[Records shown]:
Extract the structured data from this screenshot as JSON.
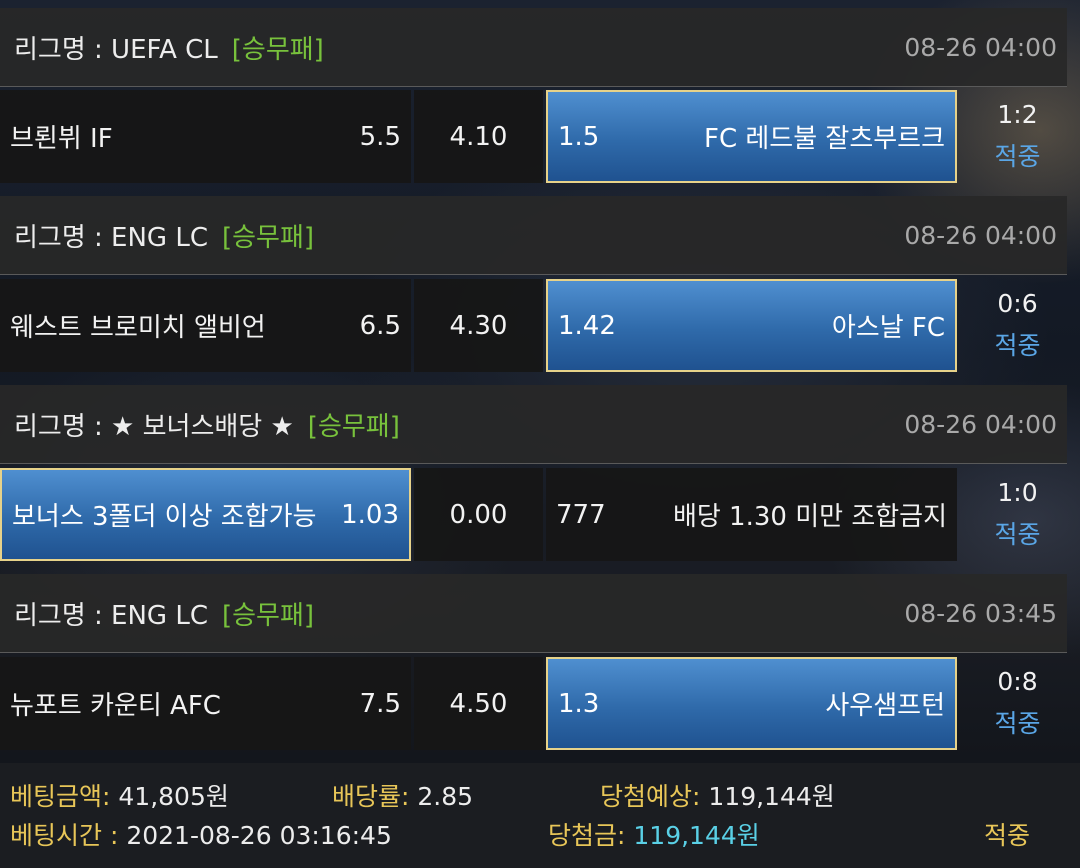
{
  "matches": [
    {
      "league_prefix": "리그명 : UEFA CL",
      "bet_type": "[승무패]",
      "datetime": "08-26 04:00",
      "home_team": "브뢴뷔 IF",
      "home_odds": "5.5",
      "draw_odds": "4.10",
      "away_odds": "1.5",
      "away_team": "FC 레드불 잘츠부르크",
      "score": "1:2",
      "status": "적중",
      "selected": "away"
    },
    {
      "league_prefix": "리그명 : ENG LC",
      "bet_type": "[승무패]",
      "datetime": "08-26 04:00",
      "home_team": "웨스트 브로미치 앨비언",
      "home_odds": "6.5",
      "draw_odds": "4.30",
      "away_odds": "1.42",
      "away_team": "아스날 FC",
      "score": "0:6",
      "status": "적중",
      "selected": "away"
    },
    {
      "league_prefix": "리그명 : ★ 보너스배당 ★",
      "bet_type": "[승무패]",
      "datetime": "08-26 04:00",
      "home_team": "보너스 3폴더 이상 조합가능",
      "home_odds": "1.03",
      "draw_odds": "0.00",
      "away_odds": "777",
      "away_team": "배당 1.30 미만 조합금지",
      "score": "1:0",
      "status": "적중",
      "selected": "home"
    },
    {
      "league_prefix": "리그명 : ENG LC",
      "bet_type": "[승무패]",
      "datetime": "08-26 03:45",
      "home_team": "뉴포트 카운티 AFC",
      "home_odds": "7.5",
      "draw_odds": "4.50",
      "away_odds": "1.3",
      "away_team": "사우샘프턴",
      "score": "0:8",
      "status": "적중",
      "selected": "away"
    }
  ],
  "summary": {
    "bet_amount_label": "베팅금액:",
    "bet_amount": "41,805원",
    "odds_label": "배당률:",
    "odds": "2.85",
    "expected_label": "당첨예상:",
    "expected": "119,144원",
    "bet_time_label": "베팅시간 :",
    "bet_time": "2021-08-26 03:16:45",
    "win_label": "당첨금:",
    "win_amount": "119,144원",
    "result": "적중"
  },
  "colors": {
    "selected_fill": "#2f6aaa",
    "selected_border": "#e6d28a",
    "bet_type": "#78c23c",
    "hit_status": "#5aa6e6",
    "summary_label": "#e8c658",
    "win_amount": "#5ad0e6"
  }
}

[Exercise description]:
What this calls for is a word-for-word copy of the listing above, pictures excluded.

[Solution for this task]:
Extract the structured data from this screenshot as JSON.
{
  "matches": [
    {
      "league_prefix": "리그명 : UEFA CL",
      "bet_type": "[승무패]",
      "datetime": "08-26 04:00",
      "home_team": "브뢴뷔 IF",
      "home_odds": "5.5",
      "draw_odds": "4.10",
      "away_odds": "1.5",
      "away_team": "FC 레드불 잘츠부르크",
      "score": "1:2",
      "status": "적중",
      "selected": "away"
    },
    {
      "league_prefix": "리그명 : ENG LC",
      "bet_type": "[승무패]",
      "datetime": "08-26 04:00",
      "home_team": "웨스트 브로미치 앨비언",
      "home_odds": "6.5",
      "draw_odds": "4.30",
      "away_odds": "1.42",
      "away_team": "아스날 FC",
      "score": "0:6",
      "status": "적중",
      "selected": "away"
    },
    {
      "league_prefix": "리그명 : ★ 보너스배당 ★",
      "bet_type": "[승무패]",
      "datetime": "08-26 04:00",
      "home_team": "보너스 3폴더 이상 조합가능",
      "home_odds": "1.03",
      "draw_odds": "0.00",
      "away_odds": "777",
      "away_team": "배당 1.30 미만 조합금지",
      "score": "1:0",
      "status": "적중",
      "selected": "home"
    },
    {
      "league_prefix": "리그명 : ENG LC",
      "bet_type": "[승무패]",
      "datetime": "08-26 03:45",
      "home_team": "뉴포트 카운티 AFC",
      "home_odds": "7.5",
      "draw_odds": "4.50",
      "away_odds": "1.3",
      "away_team": "사우샘프턴",
      "score": "0:8",
      "status": "적중",
      "selected": "away"
    }
  ],
  "summary": {
    "bet_amount_label": "베팅금액:",
    "bet_amount": "41,805원",
    "odds_label": "배당률:",
    "odds": "2.85",
    "expected_label": "당첨예상:",
    "expected": "119,144원",
    "bet_time_label": "베팅시간 :",
    "bet_time": "2021-08-26 03:16:45",
    "win_label": "당첨금:",
    "win_amount": "119,144원",
    "result": "적중"
  },
  "colors": {
    "selected_fill": "#2f6aaa",
    "selected_border": "#e6d28a",
    "bet_type": "#78c23c",
    "hit_status": "#5aa6e6",
    "summary_label": "#e8c658",
    "win_amount": "#5ad0e6"
  }
}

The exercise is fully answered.